_WHAT YOU NEED TO DO_
Practice item. Set the material below down again exactly, with no pictures.

── EXTRACTED MATERIAL

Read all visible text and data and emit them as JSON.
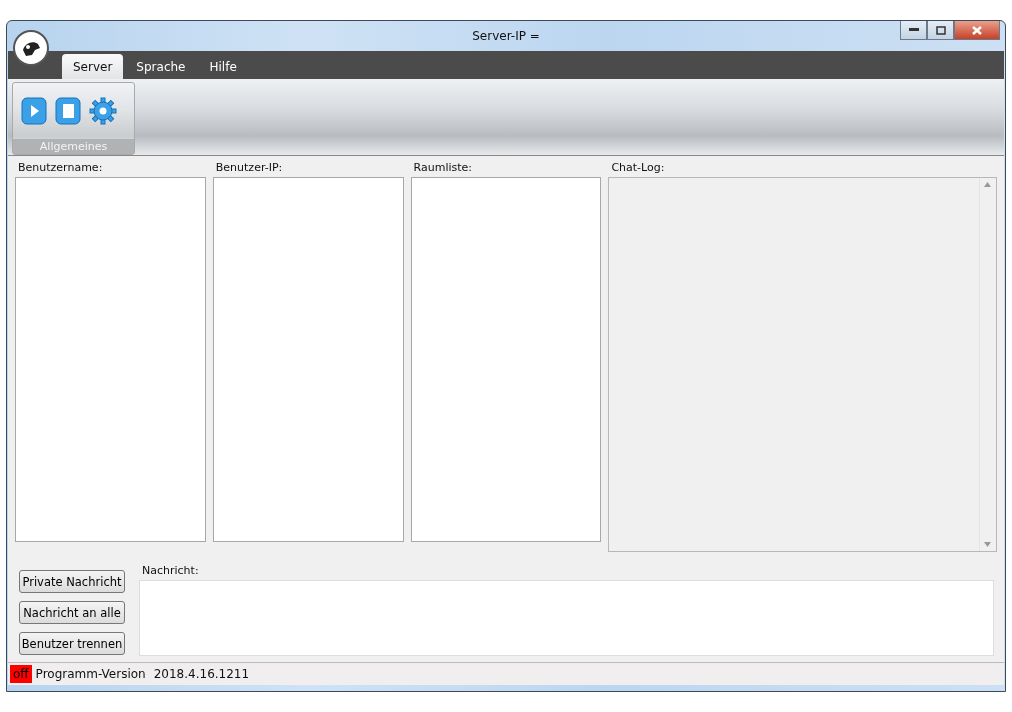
{
  "window": {
    "title": "Server-IP ="
  },
  "tabs": [
    {
      "label": "Server",
      "selected": true
    },
    {
      "label": "Sprache",
      "selected": false
    },
    {
      "label": "Hilfe",
      "selected": false
    }
  ],
  "ribbon": {
    "group": "Allgemeines"
  },
  "panels": [
    {
      "label": "Benutzername:",
      "kind": "list"
    },
    {
      "label": "Benutzer-IP:",
      "kind": "list"
    },
    {
      "label": "Raumliste:",
      "kind": "list"
    },
    {
      "label": "Chat-Log:",
      "kind": "log"
    }
  ],
  "buttons": [
    "Private Nachricht",
    "Nachricht an alle",
    "Benutzer trennen"
  ],
  "message": {
    "label": "Nachricht:"
  },
  "status_bar": {
    "state": {
      "text": "off",
      "online": false
    },
    "version_label": "Programm-Version",
    "version": "2018.4.16.1211"
  }
}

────

_SOLVED PROBLEM_
Read all visible text and data and emit them as JSON.
{
  "window": {
    "title": "Server-IP ="
  },
  "tabs": [
    {
      "label": "Server",
      "selected": true
    },
    {
      "label": "Sprache",
      "selected": false
    },
    {
      "label": "Hilfe",
      "selected": false
    }
  ],
  "ribbon": {
    "group": "Allgemeines"
  },
  "panels": [
    {
      "label": "Benutzername:",
      "kind": "list"
    },
    {
      "label": "Benutzer-IP:",
      "kind": "list"
    },
    {
      "label": "Raumliste:",
      "kind": "list"
    },
    {
      "label": "Chat-Log:",
      "kind": "log"
    }
  ],
  "buttons": [
    "Private Nachricht",
    "Nachricht an alle",
    "Benutzer trennen"
  ],
  "message": {
    "label": "Nachricht:"
  },
  "status_bar": {
    "state": {
      "text": "off",
      "online": false
    },
    "version_label": "Programm-Version",
    "version": "2018.4.16.1211"
  }
}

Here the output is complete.